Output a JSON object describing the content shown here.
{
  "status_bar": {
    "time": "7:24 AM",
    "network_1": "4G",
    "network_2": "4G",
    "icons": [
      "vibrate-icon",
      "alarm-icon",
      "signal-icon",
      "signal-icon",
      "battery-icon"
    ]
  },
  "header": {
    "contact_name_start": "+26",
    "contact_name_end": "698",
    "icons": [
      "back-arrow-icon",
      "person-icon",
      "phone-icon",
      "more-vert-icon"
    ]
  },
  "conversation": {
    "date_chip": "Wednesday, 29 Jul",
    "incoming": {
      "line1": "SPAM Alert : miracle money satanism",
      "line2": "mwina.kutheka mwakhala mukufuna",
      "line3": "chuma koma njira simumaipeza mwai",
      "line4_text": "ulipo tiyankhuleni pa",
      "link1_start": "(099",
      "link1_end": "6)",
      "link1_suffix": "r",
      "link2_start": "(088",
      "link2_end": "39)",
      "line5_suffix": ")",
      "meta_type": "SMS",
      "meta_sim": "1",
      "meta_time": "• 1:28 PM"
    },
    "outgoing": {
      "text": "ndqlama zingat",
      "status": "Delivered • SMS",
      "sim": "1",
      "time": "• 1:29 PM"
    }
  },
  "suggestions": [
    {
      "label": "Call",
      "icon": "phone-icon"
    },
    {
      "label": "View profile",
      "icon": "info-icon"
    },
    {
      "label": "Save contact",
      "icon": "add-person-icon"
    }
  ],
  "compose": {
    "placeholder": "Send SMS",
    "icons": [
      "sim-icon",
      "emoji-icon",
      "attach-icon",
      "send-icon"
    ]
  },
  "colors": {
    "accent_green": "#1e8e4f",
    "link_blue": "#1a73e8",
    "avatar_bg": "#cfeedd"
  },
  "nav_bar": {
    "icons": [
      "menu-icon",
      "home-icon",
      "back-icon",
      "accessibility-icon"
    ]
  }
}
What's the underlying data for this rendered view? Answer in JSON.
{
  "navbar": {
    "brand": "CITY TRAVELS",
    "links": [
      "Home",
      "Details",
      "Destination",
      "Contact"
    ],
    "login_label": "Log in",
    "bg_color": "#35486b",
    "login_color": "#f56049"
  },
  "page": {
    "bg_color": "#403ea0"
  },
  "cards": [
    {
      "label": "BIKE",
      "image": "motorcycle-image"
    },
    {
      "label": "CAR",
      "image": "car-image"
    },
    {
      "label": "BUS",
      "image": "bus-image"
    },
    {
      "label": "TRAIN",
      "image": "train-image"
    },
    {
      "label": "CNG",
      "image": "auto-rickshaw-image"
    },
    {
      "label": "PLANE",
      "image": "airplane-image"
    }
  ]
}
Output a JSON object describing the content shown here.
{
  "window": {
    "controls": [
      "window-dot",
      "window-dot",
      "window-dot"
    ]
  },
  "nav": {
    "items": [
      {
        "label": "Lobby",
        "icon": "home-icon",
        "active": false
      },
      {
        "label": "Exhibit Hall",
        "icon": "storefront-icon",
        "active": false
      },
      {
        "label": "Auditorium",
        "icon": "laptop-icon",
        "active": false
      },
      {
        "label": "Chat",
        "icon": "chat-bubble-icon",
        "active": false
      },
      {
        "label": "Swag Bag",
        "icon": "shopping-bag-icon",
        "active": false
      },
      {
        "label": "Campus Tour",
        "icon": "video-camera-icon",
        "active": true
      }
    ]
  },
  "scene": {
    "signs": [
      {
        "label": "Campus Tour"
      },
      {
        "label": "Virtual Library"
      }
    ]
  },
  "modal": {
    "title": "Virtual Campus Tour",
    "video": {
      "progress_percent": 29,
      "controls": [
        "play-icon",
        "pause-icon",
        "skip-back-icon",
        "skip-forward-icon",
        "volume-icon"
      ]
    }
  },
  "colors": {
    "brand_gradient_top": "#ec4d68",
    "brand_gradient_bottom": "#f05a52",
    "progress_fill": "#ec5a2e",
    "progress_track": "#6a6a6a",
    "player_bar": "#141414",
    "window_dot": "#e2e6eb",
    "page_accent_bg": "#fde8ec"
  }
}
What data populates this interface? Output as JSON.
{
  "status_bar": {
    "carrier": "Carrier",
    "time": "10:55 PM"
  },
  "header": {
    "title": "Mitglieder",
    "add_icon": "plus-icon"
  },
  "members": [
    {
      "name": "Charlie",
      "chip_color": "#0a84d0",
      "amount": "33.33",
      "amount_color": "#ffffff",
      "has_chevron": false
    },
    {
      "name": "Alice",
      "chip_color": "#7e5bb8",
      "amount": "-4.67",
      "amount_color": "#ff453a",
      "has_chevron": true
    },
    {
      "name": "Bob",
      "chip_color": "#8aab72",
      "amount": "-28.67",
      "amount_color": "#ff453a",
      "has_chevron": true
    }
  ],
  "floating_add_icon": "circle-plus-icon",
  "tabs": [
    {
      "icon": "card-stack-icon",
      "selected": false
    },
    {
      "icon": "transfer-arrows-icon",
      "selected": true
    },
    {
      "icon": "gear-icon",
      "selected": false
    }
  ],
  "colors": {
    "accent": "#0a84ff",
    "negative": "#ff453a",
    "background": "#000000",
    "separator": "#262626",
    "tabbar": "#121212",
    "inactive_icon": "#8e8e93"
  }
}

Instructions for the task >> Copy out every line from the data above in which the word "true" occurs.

Finished task >>
        "active": true
      "has_chevron": true
      "has_chevron": true
      "selected": true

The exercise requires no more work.